MORE: KEF LS50 review
Neat Iota (2012)
The Teesside-based loudspeaker company employed an unusual design for its compact speaker. They're designed to be used on their sides, not standing up, and they emit a hefty sound that's got plenty of detail, weight and scale for their size.
The tiny Iotas are unfussy about positioning - overall, the Neats are odd, but brilliantly so. A speaker unlike so many on this list.
MORE: Neat Iota review
Focal Diablo Utopia (2012)
Focal's Diablos made a convincing case for spending £8000 on a standmounter.
The tweeter domes were fashioned out of the rigid substance Beryllium and the mid/bass motor system had a clever magnet arrangement, one that optimised magnetic power and minimised any losses.
All that technical wizardry generated a performance of exceptional detail, agile bass and seamless integration of voices and instruments.
They cost a fortune, but you got what you paid for.
ProAc Response D40R (2013)
ProAc's Response D40R were tall speakers that needed a large room to make the most of their potential.
Give them breathing space and you had a musical speaker that was as articulate, transparent and dynamic a floorstander as we had heard at the price.
This was a speaker that was good at getting out the way and letting the music take centre stage.
Q Acoustics Concept 20 (2013)
The strength of the competition at their price is fierce, but it speaks to the talents of Q Acoustics' Concept 20s talents they remain a favourite.
They use a complex cabinet design, with two layers of MDF separated by a lossy Gelcore material that reduces cabinet resonances. The Concept 20s deliver a satisfying sense of punch and attack, while also producing an articulate and subtle presentation.
They are good at most things, making them a fine choice for all types of music. For standmounters (comfortably) under £500, they're still right up there.
PMC Twenty 26 (2014)
We've come to expect excellence from PMC's Twenty range and the Twenty 26 are no exception.
Though there are more revealing high-end floorstanders available – mostly at higher prices – few are as musical or as balanced as the Twenty 26.
With strong dynamics, impressive detail and an unfussy, musical nature – it is hard to fault the 26s in any one particular area.
MORE: PMC Twenty 26 review
Spendor SP2/3R2 (2016)
It'd be easy to dismiss Spendor's SP2/3R2 as some kitsch, retro throwback, but that would be to miss out on an easy-going loudspeaker.
Some rivals produced a more exciting listen, but this large standmounter delivered a huge sonic stage with class-leading scale and authority.
They didn't grab your attention with sonic fireworks, but with relaxed, insightful sound.
MORE: Spendor SP2/3R2 review
Spendor A4 (2017)

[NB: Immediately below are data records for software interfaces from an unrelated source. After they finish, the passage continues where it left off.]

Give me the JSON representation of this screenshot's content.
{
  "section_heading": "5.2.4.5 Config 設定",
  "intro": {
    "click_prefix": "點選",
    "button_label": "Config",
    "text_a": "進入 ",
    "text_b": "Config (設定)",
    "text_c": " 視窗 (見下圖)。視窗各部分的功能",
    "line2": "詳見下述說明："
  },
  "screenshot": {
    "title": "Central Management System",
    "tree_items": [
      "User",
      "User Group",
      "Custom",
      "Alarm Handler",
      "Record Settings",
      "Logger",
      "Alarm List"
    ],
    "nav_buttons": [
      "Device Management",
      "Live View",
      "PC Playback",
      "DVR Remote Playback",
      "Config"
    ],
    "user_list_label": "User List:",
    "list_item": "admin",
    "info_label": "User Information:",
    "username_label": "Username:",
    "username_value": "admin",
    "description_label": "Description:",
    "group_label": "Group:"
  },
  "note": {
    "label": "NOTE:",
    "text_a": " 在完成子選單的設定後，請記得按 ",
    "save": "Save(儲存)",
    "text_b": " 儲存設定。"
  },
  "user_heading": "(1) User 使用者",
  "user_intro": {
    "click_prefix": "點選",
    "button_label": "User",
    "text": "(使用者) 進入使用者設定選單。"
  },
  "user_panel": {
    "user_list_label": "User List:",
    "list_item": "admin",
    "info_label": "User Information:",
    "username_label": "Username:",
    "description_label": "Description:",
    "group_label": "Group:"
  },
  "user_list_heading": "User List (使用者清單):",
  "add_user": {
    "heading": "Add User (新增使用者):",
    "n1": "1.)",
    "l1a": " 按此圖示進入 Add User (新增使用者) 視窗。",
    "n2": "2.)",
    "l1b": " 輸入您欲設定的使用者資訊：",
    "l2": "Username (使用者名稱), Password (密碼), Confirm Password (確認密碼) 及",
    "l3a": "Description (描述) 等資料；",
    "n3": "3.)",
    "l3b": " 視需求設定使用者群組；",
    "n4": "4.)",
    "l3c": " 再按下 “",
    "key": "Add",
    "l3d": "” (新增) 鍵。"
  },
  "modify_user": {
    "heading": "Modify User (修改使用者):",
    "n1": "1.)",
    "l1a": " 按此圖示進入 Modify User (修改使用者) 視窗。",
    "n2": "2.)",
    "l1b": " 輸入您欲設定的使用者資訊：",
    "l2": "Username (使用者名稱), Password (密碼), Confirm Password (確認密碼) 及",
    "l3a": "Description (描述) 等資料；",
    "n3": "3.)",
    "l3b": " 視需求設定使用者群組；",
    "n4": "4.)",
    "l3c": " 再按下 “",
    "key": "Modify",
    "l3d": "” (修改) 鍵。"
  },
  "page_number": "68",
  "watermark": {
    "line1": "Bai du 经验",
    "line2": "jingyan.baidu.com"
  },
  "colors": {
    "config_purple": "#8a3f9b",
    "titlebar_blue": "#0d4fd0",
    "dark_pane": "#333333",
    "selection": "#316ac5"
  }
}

We noted recent Spendor speakers tended to prioritise analysis over entertainment.
But not so the A4, which is capable of both. With a presentation that is articulate and expressive, they have plenty of detail, insight and a lovely midrange.
Put them away from a rear wall and these unfussy, compact floorstanders are splendid company.
MORE: Spendor A4 review
JBL K2 S9900 (2017)
The K2s are fabulous, retro-styled speakers. Oddly proportioned – wider than they are deep – and weighing 83kg each, these speakers are not to be trifled with.
The horn-loaded tweeter and midrange units help their performance in larger rooms, offering exceptional resolution and great insight.
If you have a big enough bank balance, these JBLs are among the best speakers money can buy.
MORE: JBL K2 S9900 review